Every other year, come late winter, packs of crocodiles, monkeys and ebony-beaked birds descend on the city of Dédougou, but it's nothing to fear. It means the International Festival of Masks and the Arts (FESTIMA) has begun.Mask making is a centuries-old tradition in the region, and FESTIMA's purpose is to protect and promote the custom. Many of the wildly colored wood masks represent animals, while others embody spirits from the bush. Locals believe that once the performer puts on the mask he becomes the animal or spirit he is wearing, which might be why the dancers seem enchanted as they swirl, jump, flip, and stamp up dust all day long and through the night.
Three days of traditional Touareg art, music and dance takes place in Essakane, 2 hours from Timbuktu, Mali. International acts from Europe and West Africa round out the festivities. Everyone camps in the desert with their camels close at hand. A truly unique cultural event that is well worth the trek. It's worth taking a tour as in the past few years there have been some safety concerns.

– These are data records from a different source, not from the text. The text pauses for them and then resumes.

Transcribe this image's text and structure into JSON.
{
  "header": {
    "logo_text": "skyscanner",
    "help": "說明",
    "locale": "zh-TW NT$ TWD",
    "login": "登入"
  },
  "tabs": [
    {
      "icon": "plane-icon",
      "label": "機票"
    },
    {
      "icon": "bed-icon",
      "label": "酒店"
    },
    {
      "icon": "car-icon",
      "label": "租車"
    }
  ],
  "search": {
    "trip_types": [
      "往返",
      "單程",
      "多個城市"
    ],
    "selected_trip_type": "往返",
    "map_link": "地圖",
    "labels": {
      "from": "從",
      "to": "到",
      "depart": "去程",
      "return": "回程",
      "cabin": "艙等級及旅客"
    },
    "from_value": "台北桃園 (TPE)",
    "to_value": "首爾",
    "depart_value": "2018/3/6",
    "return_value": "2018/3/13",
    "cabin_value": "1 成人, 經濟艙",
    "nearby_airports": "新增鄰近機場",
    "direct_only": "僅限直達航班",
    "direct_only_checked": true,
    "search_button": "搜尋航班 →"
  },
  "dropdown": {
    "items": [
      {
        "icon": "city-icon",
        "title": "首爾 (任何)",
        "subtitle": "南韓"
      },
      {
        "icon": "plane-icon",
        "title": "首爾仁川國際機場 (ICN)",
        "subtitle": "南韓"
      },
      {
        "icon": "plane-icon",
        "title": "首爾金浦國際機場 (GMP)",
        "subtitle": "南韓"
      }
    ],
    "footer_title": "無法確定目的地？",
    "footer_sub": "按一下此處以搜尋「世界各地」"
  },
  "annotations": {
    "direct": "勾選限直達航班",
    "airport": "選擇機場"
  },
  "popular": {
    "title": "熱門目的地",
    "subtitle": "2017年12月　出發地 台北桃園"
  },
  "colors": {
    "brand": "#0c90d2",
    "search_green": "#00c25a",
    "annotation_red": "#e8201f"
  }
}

This festival is a platform for musicians from all over the world—and from all over the spectrum of genres—to collaborate with the Gnaoua musicians of Morocco. It’s held in Essaouira, and welcomes more than 500,000 visitors over its four days. The most special part of the festival is that the mystical Gnaoua people encourage artists to explore new avenues of music. Each June, the sleepy fishing port of Essaouira comes to life with the rhythmic beats of the Gnaoua World Music Festival. This charming 18th century port town with its whitewashed houses and iconic blue window shutters swells in size as it plays host to Morocco's biggest summer festival.